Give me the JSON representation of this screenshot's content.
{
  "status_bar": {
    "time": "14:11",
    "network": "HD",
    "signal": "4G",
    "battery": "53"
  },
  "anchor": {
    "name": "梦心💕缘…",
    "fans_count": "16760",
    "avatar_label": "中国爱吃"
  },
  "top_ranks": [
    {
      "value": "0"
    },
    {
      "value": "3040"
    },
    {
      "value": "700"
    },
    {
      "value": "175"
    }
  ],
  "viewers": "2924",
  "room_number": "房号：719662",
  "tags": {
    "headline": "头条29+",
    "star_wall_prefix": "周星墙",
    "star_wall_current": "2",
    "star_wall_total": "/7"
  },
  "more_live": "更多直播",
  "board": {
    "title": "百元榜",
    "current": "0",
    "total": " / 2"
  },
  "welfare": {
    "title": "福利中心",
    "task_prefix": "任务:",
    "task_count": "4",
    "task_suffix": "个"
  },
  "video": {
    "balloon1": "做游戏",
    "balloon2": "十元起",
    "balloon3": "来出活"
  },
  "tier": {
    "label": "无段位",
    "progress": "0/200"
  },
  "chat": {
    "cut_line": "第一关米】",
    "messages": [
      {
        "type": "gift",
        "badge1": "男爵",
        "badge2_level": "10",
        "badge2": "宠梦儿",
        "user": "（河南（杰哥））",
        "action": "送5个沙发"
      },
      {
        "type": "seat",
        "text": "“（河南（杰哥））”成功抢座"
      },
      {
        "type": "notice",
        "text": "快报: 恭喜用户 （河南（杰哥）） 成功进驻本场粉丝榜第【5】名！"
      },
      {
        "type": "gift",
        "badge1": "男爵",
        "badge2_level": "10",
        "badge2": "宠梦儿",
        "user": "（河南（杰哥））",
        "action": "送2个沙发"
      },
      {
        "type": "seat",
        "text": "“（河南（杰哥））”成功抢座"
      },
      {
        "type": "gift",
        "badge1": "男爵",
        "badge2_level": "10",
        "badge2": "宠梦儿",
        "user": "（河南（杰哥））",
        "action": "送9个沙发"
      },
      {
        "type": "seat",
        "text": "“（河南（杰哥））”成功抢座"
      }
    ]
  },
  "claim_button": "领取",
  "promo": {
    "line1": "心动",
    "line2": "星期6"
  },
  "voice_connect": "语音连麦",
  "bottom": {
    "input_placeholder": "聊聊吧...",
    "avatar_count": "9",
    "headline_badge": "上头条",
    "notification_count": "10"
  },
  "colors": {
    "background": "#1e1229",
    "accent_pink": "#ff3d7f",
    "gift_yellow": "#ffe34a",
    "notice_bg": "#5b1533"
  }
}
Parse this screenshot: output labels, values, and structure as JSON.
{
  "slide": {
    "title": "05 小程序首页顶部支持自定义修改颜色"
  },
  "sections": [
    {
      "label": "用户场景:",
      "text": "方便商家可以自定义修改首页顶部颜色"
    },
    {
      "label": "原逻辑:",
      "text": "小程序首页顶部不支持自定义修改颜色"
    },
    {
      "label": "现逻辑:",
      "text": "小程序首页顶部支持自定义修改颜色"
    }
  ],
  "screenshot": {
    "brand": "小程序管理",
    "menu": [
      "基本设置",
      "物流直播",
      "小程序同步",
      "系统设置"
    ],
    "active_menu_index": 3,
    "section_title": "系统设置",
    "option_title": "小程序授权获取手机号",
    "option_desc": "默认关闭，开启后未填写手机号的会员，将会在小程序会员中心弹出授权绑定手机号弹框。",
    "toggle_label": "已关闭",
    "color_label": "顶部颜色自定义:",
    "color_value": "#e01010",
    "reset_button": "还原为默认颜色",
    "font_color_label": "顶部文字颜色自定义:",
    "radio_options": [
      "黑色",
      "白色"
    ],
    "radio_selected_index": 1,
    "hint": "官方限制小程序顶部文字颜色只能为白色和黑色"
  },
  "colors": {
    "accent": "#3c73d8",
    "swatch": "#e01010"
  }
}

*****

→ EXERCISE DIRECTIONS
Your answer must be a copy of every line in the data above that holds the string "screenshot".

→ RESULT OF THE TASK
Give me the JSON representation of this screenshot's content.
Parse this screenshot: output labels, values, and structure as JSON.
  "screenshot": {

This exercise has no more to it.